● **Supplied material**

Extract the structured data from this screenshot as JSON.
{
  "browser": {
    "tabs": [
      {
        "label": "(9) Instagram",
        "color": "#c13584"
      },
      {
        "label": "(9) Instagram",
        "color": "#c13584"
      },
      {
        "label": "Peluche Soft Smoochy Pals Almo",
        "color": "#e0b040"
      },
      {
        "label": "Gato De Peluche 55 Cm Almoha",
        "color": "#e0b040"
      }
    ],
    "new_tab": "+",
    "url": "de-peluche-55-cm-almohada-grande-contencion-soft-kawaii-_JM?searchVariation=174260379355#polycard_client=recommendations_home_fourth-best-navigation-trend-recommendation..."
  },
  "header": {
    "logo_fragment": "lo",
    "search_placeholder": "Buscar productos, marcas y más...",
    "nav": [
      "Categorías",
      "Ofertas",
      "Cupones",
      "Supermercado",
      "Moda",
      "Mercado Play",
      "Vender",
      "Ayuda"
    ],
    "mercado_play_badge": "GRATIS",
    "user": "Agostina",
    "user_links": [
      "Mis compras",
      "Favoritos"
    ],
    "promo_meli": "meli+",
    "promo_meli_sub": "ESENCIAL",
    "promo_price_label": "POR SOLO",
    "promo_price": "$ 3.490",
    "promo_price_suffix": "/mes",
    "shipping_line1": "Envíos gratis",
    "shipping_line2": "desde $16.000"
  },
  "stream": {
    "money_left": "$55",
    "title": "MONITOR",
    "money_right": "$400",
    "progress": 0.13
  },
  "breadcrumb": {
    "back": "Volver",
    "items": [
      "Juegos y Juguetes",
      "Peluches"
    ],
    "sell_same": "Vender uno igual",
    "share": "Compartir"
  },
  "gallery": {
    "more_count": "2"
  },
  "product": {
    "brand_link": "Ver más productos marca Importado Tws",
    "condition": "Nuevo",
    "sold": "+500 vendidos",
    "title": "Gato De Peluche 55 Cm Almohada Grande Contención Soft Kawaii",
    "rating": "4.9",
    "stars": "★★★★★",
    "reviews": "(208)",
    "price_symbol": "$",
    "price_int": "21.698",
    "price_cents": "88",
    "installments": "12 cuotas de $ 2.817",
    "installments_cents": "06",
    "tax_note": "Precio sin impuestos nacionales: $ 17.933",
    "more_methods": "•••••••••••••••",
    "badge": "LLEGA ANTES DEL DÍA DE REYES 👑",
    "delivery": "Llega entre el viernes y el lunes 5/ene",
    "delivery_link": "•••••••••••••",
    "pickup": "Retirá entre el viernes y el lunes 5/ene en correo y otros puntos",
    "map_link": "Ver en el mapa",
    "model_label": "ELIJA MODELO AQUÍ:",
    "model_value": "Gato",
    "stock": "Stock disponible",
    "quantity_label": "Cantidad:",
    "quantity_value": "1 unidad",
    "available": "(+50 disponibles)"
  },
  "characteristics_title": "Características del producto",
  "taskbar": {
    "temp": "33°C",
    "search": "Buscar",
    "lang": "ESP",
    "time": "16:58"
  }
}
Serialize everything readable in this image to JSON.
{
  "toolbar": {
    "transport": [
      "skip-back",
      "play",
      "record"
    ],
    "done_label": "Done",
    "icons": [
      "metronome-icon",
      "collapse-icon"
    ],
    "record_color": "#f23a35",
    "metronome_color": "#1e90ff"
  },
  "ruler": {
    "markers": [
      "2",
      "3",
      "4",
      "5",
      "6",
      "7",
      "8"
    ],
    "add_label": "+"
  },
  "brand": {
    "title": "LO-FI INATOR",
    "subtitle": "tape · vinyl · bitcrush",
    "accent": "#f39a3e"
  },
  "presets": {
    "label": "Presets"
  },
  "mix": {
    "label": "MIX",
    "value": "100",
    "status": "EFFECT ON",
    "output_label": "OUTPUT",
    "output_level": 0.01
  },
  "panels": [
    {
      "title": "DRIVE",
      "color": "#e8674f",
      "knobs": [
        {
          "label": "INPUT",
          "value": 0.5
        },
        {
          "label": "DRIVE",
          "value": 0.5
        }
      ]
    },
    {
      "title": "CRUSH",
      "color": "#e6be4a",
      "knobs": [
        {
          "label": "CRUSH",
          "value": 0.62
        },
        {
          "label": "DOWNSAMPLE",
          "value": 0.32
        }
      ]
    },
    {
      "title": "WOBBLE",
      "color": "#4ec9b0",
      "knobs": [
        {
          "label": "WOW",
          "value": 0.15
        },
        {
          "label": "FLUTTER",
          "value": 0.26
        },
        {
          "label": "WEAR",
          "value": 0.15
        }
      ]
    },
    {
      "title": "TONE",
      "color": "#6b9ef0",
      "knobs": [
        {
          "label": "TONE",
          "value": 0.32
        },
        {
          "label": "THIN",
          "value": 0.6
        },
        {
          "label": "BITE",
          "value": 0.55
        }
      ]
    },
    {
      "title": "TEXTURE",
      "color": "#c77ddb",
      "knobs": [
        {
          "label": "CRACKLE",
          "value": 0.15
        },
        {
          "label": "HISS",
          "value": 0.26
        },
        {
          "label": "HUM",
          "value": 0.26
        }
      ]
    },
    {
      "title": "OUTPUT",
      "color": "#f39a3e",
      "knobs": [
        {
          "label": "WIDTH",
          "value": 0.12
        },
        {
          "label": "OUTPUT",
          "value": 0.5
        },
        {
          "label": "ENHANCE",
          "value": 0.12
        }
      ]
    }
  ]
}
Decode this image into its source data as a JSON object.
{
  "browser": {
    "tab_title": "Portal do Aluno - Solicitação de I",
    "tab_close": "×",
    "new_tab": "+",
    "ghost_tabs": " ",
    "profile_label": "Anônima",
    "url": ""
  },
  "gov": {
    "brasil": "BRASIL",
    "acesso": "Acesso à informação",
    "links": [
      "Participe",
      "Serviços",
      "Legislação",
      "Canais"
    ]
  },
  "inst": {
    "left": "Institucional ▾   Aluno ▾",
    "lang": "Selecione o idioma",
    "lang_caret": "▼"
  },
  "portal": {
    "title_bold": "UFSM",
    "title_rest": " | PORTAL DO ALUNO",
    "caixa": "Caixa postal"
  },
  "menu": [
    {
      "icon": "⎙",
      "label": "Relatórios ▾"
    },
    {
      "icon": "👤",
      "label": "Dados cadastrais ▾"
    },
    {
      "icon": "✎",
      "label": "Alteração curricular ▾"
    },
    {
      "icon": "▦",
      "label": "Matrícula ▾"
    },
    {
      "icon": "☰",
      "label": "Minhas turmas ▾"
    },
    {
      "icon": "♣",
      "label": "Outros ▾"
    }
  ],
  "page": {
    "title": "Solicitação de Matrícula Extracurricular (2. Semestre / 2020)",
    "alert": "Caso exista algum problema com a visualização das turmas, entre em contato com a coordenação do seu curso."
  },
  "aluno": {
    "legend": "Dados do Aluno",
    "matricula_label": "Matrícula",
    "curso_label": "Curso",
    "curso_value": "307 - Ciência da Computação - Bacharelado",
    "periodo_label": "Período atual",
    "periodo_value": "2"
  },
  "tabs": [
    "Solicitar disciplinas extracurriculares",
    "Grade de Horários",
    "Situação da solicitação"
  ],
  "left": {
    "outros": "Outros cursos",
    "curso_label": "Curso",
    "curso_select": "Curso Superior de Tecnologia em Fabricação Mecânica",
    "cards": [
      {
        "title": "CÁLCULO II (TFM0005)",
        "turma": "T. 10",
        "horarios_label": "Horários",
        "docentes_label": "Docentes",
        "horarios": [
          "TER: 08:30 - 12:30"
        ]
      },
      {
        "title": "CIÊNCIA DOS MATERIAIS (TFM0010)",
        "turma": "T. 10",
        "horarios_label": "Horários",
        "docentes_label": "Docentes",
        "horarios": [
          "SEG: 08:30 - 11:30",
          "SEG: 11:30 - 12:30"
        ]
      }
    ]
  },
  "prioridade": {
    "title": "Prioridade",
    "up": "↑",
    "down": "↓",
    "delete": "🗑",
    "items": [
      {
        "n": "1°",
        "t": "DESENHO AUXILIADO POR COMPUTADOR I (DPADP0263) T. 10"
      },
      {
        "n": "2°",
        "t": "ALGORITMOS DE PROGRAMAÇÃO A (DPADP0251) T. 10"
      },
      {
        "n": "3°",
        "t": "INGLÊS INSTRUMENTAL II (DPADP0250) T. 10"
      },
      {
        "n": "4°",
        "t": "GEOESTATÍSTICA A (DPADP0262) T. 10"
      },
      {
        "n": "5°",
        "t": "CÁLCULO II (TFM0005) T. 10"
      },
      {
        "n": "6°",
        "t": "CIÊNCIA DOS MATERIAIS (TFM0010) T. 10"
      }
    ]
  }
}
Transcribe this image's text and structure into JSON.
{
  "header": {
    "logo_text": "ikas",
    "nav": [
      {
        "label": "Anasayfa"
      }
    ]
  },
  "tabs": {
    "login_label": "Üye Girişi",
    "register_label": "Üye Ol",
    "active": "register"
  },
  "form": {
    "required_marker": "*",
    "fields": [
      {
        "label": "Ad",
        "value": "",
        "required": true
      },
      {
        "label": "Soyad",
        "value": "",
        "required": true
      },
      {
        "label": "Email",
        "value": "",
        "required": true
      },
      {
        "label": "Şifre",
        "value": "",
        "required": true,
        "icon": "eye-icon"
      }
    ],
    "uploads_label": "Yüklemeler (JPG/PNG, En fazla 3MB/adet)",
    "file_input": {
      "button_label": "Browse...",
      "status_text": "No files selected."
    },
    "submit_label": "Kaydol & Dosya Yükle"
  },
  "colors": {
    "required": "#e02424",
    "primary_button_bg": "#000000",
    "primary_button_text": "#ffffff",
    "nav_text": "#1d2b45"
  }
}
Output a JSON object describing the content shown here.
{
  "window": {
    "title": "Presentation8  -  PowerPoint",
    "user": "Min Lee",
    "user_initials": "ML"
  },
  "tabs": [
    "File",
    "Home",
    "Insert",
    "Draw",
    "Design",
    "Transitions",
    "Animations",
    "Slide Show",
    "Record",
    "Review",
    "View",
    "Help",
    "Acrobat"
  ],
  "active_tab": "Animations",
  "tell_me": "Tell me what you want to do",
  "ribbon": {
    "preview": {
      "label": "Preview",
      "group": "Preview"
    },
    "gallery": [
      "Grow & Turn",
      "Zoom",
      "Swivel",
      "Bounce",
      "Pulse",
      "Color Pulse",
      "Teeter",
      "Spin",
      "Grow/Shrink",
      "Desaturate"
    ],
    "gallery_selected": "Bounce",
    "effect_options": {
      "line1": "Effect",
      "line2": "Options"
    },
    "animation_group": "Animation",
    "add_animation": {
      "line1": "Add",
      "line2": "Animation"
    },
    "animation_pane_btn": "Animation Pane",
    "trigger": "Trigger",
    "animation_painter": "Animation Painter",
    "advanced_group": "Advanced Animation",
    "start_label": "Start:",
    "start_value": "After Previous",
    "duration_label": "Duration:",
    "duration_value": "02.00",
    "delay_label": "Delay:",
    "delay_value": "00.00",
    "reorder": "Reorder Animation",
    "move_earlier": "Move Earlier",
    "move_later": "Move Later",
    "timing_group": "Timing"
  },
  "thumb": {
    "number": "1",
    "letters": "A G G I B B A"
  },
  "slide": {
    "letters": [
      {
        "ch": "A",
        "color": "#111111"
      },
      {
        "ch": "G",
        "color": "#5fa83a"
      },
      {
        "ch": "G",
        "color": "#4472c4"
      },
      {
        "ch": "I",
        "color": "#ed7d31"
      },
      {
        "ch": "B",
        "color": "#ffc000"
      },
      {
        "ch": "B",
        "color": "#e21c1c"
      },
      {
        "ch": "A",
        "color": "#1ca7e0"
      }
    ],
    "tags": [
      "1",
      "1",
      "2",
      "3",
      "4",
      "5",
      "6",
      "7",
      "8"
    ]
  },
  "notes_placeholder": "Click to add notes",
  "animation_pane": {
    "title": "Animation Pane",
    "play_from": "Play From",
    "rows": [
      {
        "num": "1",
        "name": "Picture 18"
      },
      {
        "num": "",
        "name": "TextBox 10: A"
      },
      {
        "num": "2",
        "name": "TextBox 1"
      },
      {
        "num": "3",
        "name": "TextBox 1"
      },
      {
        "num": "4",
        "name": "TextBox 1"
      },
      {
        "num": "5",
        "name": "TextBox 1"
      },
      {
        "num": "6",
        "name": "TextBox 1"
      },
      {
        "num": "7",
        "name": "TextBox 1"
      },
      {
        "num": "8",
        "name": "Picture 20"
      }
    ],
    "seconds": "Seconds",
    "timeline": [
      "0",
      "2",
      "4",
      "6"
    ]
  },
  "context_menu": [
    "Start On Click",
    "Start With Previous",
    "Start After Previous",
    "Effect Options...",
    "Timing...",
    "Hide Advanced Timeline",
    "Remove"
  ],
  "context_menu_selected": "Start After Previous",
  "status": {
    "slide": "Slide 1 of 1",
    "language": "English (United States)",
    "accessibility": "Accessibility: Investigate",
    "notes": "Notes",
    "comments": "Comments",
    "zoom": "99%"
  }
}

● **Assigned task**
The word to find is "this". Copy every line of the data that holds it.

● **Answer box**
Extract the structured data from this screenshot as JSON.
Serialize everything readable in this image to JSON.
Decode this image into its source data as a JSON object.
Transcribe this image's text and structure into JSON.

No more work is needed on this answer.